I think it is OK to change the Maven coordinates in any case. While it is used sometimes as a starting point to look at a class and try to figure out what library it comes from based on matching the package name to the group ID, that’s not a common operation and modern IDEs (and search.maven.org) can easily answer the question if needed. The only drawback to changing Maven coordinates is it might make it harder for people to know there is a newer package, that is, to search for upgrades we check for more recent versions of current dependencies. However, with a project as big as Groovy I think it will be clear when Groovy 3 comes out that users will know.
+1 for changing Maven coordinates.
-1 for changing package names. Sure, new code can use the new package names, but changing existing packages is just breaking changes for the sake of breaking things with no real benefit. I hope the Groovy team tries to break as little as possible to avoid the "Python3 Effect", whether real or imagined.
Having said that, how much public facing code is in org.codehaus.groovy packages?

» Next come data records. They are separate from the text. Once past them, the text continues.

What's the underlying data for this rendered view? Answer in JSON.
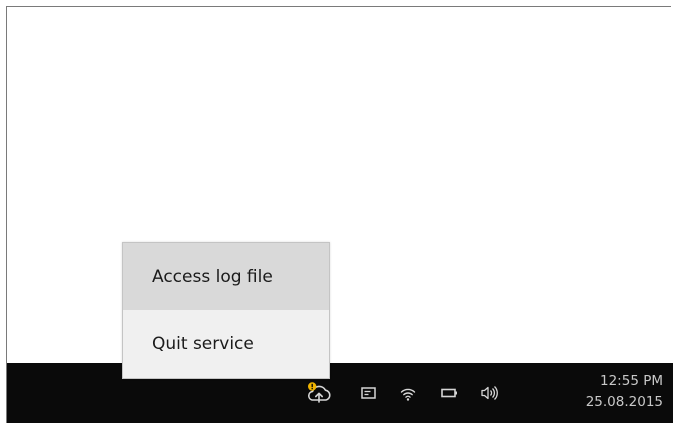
{
  "context_menu": {
    "items": [
      {
        "label": "Access log file",
        "highlighted": true
      },
      {
        "label": "Quit service",
        "highlighted": false
      }
    ]
  },
  "taskbar": {
    "tray_icons": [
      {
        "name": "cloud-upload-warning-icon",
        "badge_color": "#f0b400"
      },
      {
        "name": "keyboard-icon"
      },
      {
        "name": "wifi-icon"
      },
      {
        "name": "battery-icon"
      },
      {
        "name": "volume-icon"
      }
    ],
    "clock": {
      "time": "12:55 PM",
      "date": "25.08.2015"
    }
  },
  "colors": {
    "taskbar_bg": "#0a0a0a",
    "menu_bg": "#f0f0f0",
    "menu_highlight": "#d9d9d9",
    "icon_color": "#d6d6d6",
    "warning_badge": "#f0b400"
  }
}
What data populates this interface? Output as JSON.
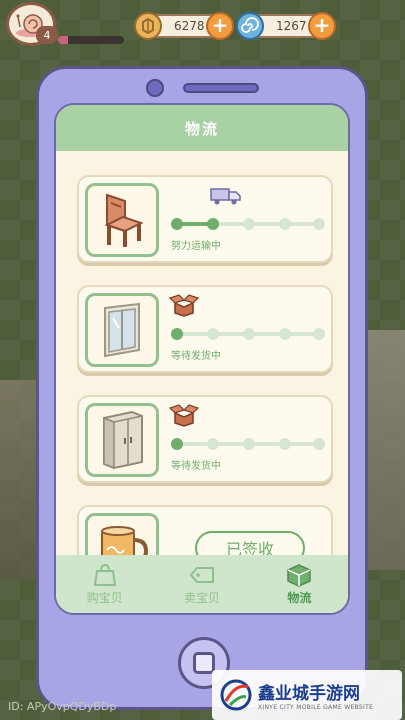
{
  "player": {
    "level": "4",
    "xp_fraction": 0.15,
    "id_label": "ID: APyOvpQDyBDp"
  },
  "currencies": [
    {
      "icon": "coin-icon",
      "value": "6278"
    },
    {
      "icon": "swirl-gem-icon",
      "value": "1267"
    }
  ],
  "screen": {
    "title": "物流"
  },
  "orders": [
    {
      "item": "chair",
      "status_icon": "delivery-truck-icon",
      "status": "努力运输中",
      "progress_step": 2
    },
    {
      "item": "window",
      "status_icon": "open-box-icon",
      "status": "等待发货中",
      "progress_step": 1
    },
    {
      "item": "wardrobe",
      "status_icon": "open-box-icon",
      "status": "等待发货中",
      "progress_step": 1
    },
    {
      "item": "mug",
      "button": "已签收"
    }
  ],
  "nav": [
    {
      "label": "购宝贝",
      "icon": "shopping-bag-icon"
    },
    {
      "label": "卖宝贝",
      "icon": "price-tag-icon"
    },
    {
      "label": "物流",
      "icon": "package-box-icon"
    }
  ],
  "watermark": {
    "title": "鑫业城手游网",
    "subtitle": "XINYE CITY MOBILE GAME WEBSITE"
  },
  "colors": {
    "accent_green": "#6fae6c",
    "phone_body": "#a8a5e6",
    "header_green": "#a8d2a4"
  }
}
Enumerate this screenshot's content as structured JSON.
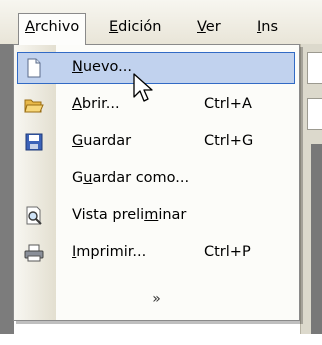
{
  "menubar": {
    "items": [
      {
        "label": "Archivo"
      },
      {
        "label": "Edición"
      },
      {
        "label": "Ver"
      },
      {
        "label": "Ins"
      }
    ]
  },
  "menu": {
    "items": [
      {
        "label": "Nuevo...",
        "shortcut": "",
        "icon": "new-document-icon"
      },
      {
        "label": "Abrir...",
        "shortcut": "Ctrl+A",
        "icon": "open-folder-icon"
      },
      {
        "label": "Guardar",
        "shortcut": "Ctrl+G",
        "icon": "save-disk-icon"
      },
      {
        "label": "Guardar como...",
        "shortcut": "",
        "icon": ""
      },
      {
        "label": "Vista preliminar",
        "shortcut": "",
        "icon": "print-preview-icon"
      },
      {
        "label": "Imprimir...",
        "shortcut": "Ctrl+P",
        "icon": "printer-icon"
      }
    ],
    "expand_glyph": "»",
    "highlighted_index": 0
  },
  "colors": {
    "highlight_fill": "#c1d2ee",
    "highlight_border": "#316ac5"
  }
}
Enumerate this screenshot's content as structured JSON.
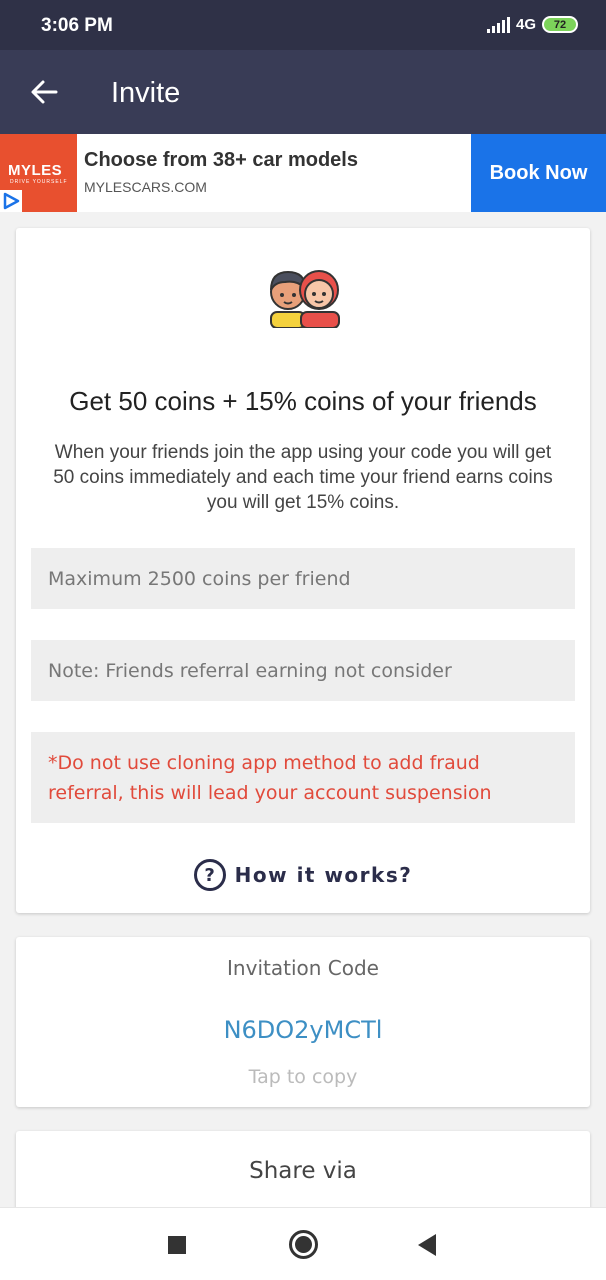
{
  "status_bar": {
    "time": "3:06 PM",
    "network": "4G",
    "battery": "72"
  },
  "app_bar": {
    "title": "Invite",
    "back_icon": "arrow-left-icon"
  },
  "ad": {
    "logo_text": "MYLES",
    "logo_tagline": "DRIVE YOURSELF",
    "headline": "Choose from 38+ car models",
    "url": "MYLESCARS.COM",
    "cta": "Book Now",
    "brand_color": "#e8502f",
    "cta_color": "#1a73e8"
  },
  "invite_card": {
    "illustration": "two-friends-icon",
    "headline": "Get 50 coins + 15% coins of your friends",
    "description": "When your friends join the app using your code you will get 50 coins immediately and each time your friend earns coins you will get 15% coins.",
    "max_note": "Maximum 2500 coins per friend",
    "referral_note": "Note: Friends referral earning not consider",
    "warning": "*Do not use cloning app method to add fraud referral, this will lead your account suspension",
    "how_it_works": "How it works?",
    "warning_color": "#e14a3b"
  },
  "invitation": {
    "label": "Invitation Code",
    "code": "N6DO2yMCTl",
    "copy_hint": "Tap to copy",
    "code_color": "#3d8fc4"
  },
  "share": {
    "label": "Share via"
  },
  "nav": {
    "recents": "square-icon",
    "home": "circle-home-icon",
    "back": "triangle-back-icon"
  }
}
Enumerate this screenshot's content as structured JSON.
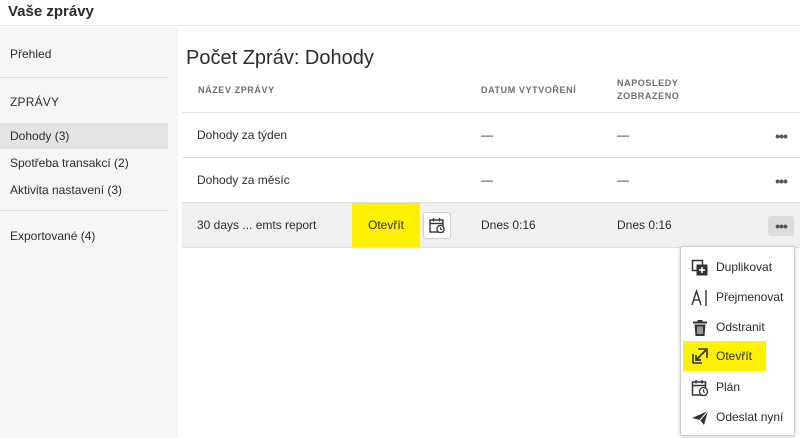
{
  "app": {
    "title": "Vaše zprávy"
  },
  "sidebar": {
    "overview": "Přehled",
    "section_heading": "ZPRÁVY",
    "items": [
      {
        "label": "Dohody (3)",
        "selected": true
      },
      {
        "label": "Spotřeba transakcí (2)",
        "selected": false
      },
      {
        "label": "Aktivita nastavení (3)",
        "selected": false
      }
    ],
    "exported": "Exportované (4)"
  },
  "main": {
    "title": "Počet Zpráv: Dohody",
    "columns": {
      "name": "NÁZEV ZPRÁVY",
      "created": "DATUM VYTVOŘENÍ",
      "viewed_line1": "NAPOSLEDY",
      "viewed_line2": "ZOBRAZENO"
    },
    "rows": [
      {
        "name": "Dohody za týden",
        "created": "—",
        "viewed": "—"
      },
      {
        "name": "Dohody za měsíc",
        "created": "—",
        "viewed": "—"
      },
      {
        "name": "30 days ... emts report",
        "created": "Dnes 0:16",
        "viewed": "Dnes 0:16"
      }
    ],
    "open_button": "Otevřít",
    "more_label": "•••"
  },
  "context_menu": {
    "items": [
      {
        "label": "Duplikovat",
        "icon": "duplicate-icon"
      },
      {
        "label": "Přejmenovat",
        "icon": "rename-icon"
      },
      {
        "label": "Odstranit",
        "icon": "trash-icon"
      },
      {
        "label": "Otevřít",
        "icon": "open-icon"
      },
      {
        "label": "Plán",
        "icon": "schedule-icon"
      },
      {
        "label": "Odeslat nyní",
        "icon": "send-icon"
      }
    ]
  },
  "colors": {
    "highlight": "#fff200",
    "sidebar_bg": "#f5f5f5",
    "selected_bg": "#e4e4e4"
  }
}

I don't think I've typed "import org.codehaus.groovy..." in my life, but IntelliJ may have inserted a few for me.
On Mar 27, 2017, at 2:20 PM, Jochen Theodorou <firstname.lastname@example.org> wrote:
On 27.03.2017 20:08, Winnebeck, Jason wrote:
The key thing in my mind is that you can't make a change that breaks
100% of libraries at one time without fracturing the community or at
least introducing a major hindrance to upgrade that will mean
maintaining 2.x series for a very long time. Even if the upgrade
process is as easy as a recompile, there are a lot of published
libraries no longer maintained. Even for the ones that are
maintained, there are people who might not want to be forced to
upgrade every library. I'm not a Grails user, but my impression is
that the framework relies on a lot of plugins and is one of the (if
not the most) active Groovy communities and I have a hard time
envisioning how that upgrade path will take. You'd have to maintain
Groovy 2 and Groovy 3 versions of each plugin, and to upgrade you'd
have to upgrade everything at one time to the (most likely) latest
What is the possibility that the package names are changed, the
parser, metaprogramming model, etc. that all break in Groovy 3
change, but yet still have a compatibility JAR implementing the
minimal Groovy 2.x classes in a way that allows interoperability with
Groovy 3 code? Theoretically at a worst case, Groovy 3 should be able
to view Groovy 2 classes the same way as any other Java class. I
think many concerns would be lifted if Groovy 2 and 3 could co-exist
at the same time, allowing you to upgrade incrementally.
If you see the new metaprogramming model as chance, then it would make sense to implement that in the new packages instead of transferring old and to be deprecated classes. The goal would the to be able to run old and new system at the same time, where the Groovy 1.x/2.x classes would use Groovy 3.x/4.x classes as implementation.
The problem with this approach is simply manpower and of course some conceptual problems still to be solved.
Department of Computer Science
Vassar College, Poughkeepsie NY
This email message and any attachments are for the sole use of the intended recipient(s). Any unauthorized review, use, disclosure or distribution is prohibited. If you are not the intended recipient, please contact the sender by reply email and destroy all copies of the original message and any attachments.